I asked Ping if they had a ChipO that I could borrow for the testing. Well if you don’t ask, you don’t get. They said they only had one at Ping Europe and that was for display purposes only.
By chance though, I was chatting to a guy at my club about this article and he said: “I’ve got a Ping ChipO and you’re welcome to borrow it.” So I used the ChipO against the ChipR for a few weeks.
I realized afterwards that I’d had 15 clubs in my bag, instead of the 14 that you’re allowed in the rules. Thankfully, I didn’t play in any competitions at that time. Phew!
Jolly hockey sticks
Anyway, I didn’t like the ChipO overly. It felt like a hockey stick, rather than a golf club. The loft is 28.5 degrees which meant I really struggled to get the ball off the ground at times. And that’s the issue I have with chipping – getting the ball airborne.
There was no real comparison, in my view, with the ChipR, which has another 10 degrees of loft and a much heavier head. That makes the ChipR much easier to use – for judging distances and getting the ball off the ground.
I wasn’t sorry when I handed it back to my golf club buddy.
Remember, every single ball with the ChipR went on the green, from all distances I tried. But let’s look at the ChipO’s numbers:
|Ping ChipO||On the green||Near the flag||In the hole|
|15 yards||19 out of 20||4 within a putter length||None|
|20 yards||19 out of 20||6 within a putter length||None|
|30 yards||12 out of 20||None||None|
From 15 yards, one ball was short of the green. From 20 yards, one overran. And from 30 yards, six were short, and one overran. It just wasn’t consistent enough.

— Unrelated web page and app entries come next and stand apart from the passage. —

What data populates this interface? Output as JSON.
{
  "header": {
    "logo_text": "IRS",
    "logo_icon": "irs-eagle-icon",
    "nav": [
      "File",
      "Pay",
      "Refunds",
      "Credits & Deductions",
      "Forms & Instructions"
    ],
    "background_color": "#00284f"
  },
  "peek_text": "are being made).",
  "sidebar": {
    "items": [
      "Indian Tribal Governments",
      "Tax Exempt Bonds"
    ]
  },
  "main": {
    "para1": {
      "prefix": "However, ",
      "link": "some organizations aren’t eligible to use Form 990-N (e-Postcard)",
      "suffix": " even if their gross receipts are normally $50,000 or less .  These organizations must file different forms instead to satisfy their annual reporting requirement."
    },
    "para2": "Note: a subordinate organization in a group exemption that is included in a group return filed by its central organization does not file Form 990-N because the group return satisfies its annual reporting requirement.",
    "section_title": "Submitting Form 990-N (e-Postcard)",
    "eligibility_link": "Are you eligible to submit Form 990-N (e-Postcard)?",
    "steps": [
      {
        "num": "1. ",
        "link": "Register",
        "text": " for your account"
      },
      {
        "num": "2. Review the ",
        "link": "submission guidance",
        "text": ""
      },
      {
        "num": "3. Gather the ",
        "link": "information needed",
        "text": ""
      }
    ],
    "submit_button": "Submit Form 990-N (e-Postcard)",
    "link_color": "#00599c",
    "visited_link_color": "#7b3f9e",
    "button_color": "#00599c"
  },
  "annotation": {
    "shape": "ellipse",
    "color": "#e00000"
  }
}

Unlike the ChipR, I really struggled to judge distances, which is reflected in those results. Also, very few got off the deck. But it was a fun test, nonetheless, and the results from 20 yards or less weren’t too bad.
So, in summary, after testing five chippers, the Ping ChipR is the club I’m most happy with. It hasn’t cured my chipping issues, but I’m more confident with it than I’ve been with any other chipper.
At times, I will still reach for my sand wedge or 9 iron ahead of it though. If you’re curious to know more, check out our article on what club to chip with around the green.
Whether or not I’ll be keeping it long-term is hard to say. But I like it and it’s a good go-to club, especially on days when your confidence around the green is low.
Of course, what works for you may be totally different. Therefore, I would repeat my advice – try out a few of these clubs. If you can afford to buy a few and test them out over several weeks, even better!
Personally, I’d start with the Ping and the Odyssey and compare. But if money is tight, Wilson might be worth a shot. You can also check out our article on the best wedges for average golfers to see some solid alternatives. Good luck!
Note. This article is part of our series on the different types of wedges and when to use them. If you’d like to know about the key differences and what you should be using, be sure to check that out.
Articles Up Next:
Interested In Writing About Golf?
Calling all hackers, whackers, and golf enthusiasts, Out Of Bounds Golf is looking for writers! Click here if you want to get paid to write for us.
Looking to get some new golf gear? Click here to check out what’s in my golf bag and see some of the gear we use and recommend.
Don’t forget to subscribe to our YouTube channel to stay up-to-date with our gear giveaways!